EXERCISE DIRECTIONS
Search the data below for "icon"; list each line that holds it.

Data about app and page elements
§

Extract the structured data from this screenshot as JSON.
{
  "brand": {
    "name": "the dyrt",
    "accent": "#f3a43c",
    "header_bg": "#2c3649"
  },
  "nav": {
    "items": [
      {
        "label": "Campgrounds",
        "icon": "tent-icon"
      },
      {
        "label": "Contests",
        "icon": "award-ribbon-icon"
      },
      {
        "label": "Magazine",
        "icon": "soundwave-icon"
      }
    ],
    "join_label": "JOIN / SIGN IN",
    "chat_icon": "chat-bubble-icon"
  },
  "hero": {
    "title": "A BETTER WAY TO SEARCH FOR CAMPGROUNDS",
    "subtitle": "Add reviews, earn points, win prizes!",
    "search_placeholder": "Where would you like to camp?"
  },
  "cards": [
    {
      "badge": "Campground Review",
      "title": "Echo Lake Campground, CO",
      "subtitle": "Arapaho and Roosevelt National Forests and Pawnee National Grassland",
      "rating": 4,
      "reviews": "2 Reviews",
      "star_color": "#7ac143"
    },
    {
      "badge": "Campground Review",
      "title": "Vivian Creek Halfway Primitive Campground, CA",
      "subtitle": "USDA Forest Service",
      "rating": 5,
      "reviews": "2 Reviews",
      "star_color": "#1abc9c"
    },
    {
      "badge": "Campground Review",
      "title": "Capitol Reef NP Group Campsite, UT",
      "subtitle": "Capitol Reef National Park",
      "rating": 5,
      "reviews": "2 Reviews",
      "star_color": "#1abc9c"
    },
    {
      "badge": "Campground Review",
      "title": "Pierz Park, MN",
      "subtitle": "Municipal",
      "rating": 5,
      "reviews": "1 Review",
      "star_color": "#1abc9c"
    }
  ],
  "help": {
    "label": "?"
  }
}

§

ANSWER BELOW
        "icon": "tent-icon"
        "icon": "award-ribbon-icon"
        "icon": "soundwave-icon"
    "chat_icon": "chat-bubble-icon"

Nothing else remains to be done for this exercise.